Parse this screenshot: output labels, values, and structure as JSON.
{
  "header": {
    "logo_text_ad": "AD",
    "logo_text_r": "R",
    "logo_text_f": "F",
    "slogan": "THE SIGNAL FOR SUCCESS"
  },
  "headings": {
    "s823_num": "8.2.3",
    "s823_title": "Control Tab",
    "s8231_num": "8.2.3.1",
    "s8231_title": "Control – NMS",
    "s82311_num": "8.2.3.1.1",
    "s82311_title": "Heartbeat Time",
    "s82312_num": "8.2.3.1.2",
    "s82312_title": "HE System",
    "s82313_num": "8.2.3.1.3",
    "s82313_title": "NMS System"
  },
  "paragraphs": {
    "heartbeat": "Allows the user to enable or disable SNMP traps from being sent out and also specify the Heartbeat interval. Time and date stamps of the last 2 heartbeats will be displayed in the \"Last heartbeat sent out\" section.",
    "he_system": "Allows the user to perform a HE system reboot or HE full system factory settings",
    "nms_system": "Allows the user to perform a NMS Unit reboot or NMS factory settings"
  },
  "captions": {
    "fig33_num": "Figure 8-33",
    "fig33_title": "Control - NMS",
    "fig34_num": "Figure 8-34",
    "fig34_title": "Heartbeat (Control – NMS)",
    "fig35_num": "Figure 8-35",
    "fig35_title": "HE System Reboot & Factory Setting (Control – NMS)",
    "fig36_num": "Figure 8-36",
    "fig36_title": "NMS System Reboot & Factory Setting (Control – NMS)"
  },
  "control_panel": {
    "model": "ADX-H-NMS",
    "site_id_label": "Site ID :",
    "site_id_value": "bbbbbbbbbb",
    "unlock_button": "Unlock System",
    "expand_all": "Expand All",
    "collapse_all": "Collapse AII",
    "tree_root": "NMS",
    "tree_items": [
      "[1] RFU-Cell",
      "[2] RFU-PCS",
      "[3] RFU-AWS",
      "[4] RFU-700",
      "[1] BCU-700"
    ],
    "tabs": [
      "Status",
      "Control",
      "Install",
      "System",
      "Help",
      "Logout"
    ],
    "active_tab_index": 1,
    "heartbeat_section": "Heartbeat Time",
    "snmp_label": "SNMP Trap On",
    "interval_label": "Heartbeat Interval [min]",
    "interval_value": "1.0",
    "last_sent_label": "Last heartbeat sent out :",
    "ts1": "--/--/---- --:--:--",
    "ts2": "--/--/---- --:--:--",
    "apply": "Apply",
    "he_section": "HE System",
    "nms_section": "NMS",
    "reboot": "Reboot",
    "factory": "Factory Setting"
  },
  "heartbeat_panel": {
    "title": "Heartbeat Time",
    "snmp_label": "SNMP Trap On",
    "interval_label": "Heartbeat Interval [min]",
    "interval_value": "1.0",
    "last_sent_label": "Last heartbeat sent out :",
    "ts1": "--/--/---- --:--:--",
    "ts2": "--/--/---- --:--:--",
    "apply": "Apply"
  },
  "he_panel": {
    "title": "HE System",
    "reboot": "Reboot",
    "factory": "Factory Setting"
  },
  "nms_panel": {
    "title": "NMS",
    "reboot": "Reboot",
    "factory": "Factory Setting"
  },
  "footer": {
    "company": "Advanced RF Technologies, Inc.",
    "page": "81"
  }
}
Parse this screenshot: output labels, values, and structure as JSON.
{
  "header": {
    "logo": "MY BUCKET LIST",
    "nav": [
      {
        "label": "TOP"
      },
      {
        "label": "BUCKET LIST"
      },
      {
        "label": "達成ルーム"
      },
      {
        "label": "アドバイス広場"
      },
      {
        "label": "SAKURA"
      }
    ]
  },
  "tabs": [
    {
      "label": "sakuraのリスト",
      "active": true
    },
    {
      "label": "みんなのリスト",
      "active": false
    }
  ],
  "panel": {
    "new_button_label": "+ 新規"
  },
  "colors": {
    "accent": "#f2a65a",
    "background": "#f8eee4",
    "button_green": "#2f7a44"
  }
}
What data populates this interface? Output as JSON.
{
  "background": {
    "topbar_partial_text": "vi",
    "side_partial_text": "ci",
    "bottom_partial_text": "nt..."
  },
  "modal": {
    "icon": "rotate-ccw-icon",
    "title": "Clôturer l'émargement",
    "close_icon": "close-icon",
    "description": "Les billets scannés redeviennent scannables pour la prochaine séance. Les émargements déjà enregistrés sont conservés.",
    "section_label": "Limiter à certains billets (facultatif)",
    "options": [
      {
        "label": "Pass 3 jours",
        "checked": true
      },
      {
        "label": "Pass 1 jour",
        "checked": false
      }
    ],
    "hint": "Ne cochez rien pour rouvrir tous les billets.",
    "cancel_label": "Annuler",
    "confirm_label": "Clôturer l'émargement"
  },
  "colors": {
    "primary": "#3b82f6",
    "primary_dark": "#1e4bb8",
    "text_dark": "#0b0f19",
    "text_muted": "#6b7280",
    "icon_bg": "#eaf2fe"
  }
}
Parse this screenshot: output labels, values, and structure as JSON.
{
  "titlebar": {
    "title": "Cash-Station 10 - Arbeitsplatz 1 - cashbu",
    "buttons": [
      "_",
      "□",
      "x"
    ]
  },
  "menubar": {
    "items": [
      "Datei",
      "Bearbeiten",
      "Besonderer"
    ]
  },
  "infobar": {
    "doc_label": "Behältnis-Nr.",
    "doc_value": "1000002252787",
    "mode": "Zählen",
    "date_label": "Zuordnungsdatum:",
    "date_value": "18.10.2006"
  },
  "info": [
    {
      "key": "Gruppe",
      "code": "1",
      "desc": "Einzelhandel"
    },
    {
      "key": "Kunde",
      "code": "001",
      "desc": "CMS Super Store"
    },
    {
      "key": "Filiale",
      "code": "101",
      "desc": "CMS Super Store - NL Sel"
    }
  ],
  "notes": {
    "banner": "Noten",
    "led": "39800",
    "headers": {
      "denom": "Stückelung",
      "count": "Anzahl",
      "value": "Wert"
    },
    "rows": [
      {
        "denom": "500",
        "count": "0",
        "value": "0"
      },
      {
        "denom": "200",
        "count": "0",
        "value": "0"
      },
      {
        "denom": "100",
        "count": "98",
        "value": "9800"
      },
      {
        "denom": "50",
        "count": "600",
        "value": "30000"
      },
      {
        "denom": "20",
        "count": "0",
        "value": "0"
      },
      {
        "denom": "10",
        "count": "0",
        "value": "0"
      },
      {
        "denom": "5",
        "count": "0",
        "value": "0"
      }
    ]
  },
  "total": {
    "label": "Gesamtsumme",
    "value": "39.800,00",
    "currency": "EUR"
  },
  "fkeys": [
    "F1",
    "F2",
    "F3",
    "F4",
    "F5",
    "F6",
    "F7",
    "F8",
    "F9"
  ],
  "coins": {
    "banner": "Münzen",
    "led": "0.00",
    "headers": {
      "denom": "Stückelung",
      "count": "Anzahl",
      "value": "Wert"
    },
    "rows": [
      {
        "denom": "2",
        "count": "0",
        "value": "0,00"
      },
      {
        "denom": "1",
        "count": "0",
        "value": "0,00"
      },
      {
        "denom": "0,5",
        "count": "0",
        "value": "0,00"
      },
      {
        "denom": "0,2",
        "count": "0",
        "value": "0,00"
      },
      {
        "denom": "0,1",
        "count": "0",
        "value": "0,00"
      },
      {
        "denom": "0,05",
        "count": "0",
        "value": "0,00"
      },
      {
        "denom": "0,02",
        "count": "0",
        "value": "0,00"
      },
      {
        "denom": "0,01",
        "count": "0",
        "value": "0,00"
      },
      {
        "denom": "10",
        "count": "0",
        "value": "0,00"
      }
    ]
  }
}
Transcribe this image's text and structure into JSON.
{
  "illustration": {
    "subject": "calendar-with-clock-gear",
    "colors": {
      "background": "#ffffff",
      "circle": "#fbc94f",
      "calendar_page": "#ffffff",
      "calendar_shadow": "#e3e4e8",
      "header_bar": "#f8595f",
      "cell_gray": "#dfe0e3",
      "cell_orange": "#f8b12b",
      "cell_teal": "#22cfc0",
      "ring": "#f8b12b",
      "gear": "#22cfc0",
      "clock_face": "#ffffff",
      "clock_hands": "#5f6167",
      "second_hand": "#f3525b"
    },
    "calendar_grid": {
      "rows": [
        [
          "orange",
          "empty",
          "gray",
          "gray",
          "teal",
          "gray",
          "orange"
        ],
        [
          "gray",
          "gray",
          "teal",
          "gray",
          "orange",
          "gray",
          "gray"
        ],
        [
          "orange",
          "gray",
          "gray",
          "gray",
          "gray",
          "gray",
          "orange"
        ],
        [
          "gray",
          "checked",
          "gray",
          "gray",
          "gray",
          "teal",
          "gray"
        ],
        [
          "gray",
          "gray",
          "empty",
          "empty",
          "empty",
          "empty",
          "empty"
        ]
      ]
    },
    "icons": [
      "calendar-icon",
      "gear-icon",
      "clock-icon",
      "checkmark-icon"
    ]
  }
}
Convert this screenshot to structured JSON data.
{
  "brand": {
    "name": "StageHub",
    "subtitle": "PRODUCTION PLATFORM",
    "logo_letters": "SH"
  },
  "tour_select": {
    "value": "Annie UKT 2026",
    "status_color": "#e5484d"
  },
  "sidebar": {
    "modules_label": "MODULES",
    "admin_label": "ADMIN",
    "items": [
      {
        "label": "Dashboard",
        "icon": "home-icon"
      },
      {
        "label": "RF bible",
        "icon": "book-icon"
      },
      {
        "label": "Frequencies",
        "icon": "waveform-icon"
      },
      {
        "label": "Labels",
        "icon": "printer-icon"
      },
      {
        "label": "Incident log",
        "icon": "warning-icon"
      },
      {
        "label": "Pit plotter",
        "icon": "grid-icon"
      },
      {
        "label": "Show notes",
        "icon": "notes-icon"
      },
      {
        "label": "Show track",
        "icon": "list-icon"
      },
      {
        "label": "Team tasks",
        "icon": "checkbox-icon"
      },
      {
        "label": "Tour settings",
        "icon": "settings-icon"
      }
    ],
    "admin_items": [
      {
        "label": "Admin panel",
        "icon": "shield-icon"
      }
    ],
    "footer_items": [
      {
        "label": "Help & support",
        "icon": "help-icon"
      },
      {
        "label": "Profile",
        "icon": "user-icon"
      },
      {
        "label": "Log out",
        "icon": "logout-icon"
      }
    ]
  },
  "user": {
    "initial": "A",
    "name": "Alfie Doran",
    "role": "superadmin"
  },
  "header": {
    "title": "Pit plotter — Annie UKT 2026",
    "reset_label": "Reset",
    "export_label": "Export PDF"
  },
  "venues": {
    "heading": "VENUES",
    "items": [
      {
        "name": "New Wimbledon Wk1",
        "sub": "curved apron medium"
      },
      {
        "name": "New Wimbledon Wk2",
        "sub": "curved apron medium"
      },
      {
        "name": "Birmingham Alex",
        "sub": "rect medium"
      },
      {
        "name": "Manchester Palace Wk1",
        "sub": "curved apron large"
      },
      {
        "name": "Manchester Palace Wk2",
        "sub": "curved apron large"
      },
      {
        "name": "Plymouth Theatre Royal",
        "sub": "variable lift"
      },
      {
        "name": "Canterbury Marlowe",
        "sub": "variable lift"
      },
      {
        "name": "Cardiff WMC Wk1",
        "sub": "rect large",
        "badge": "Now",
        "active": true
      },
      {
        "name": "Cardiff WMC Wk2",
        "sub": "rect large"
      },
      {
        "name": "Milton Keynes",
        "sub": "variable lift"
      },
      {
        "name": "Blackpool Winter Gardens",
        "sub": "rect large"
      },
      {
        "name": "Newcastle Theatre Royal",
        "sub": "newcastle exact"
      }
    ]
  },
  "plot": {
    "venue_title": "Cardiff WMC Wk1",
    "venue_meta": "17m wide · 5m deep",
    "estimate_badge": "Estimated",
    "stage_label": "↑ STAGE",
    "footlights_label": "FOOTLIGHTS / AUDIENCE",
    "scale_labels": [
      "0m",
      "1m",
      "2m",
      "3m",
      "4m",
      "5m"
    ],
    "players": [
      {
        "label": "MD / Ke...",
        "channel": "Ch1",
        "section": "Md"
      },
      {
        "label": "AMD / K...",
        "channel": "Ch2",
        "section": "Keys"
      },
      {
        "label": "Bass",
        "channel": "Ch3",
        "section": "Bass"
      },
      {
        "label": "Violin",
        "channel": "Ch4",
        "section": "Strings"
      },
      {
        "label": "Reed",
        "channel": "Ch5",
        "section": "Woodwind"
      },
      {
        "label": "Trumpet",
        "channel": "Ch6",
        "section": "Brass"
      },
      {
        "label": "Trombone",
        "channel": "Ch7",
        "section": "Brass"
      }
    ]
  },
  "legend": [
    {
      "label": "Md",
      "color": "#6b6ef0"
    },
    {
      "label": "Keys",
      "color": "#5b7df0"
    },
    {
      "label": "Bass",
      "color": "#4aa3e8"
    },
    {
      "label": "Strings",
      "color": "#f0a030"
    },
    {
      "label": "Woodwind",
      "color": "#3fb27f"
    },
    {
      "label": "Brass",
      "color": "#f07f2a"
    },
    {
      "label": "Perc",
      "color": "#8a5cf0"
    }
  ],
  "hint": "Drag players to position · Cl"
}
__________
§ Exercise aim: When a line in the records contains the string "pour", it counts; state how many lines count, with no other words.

§ Completed task: 2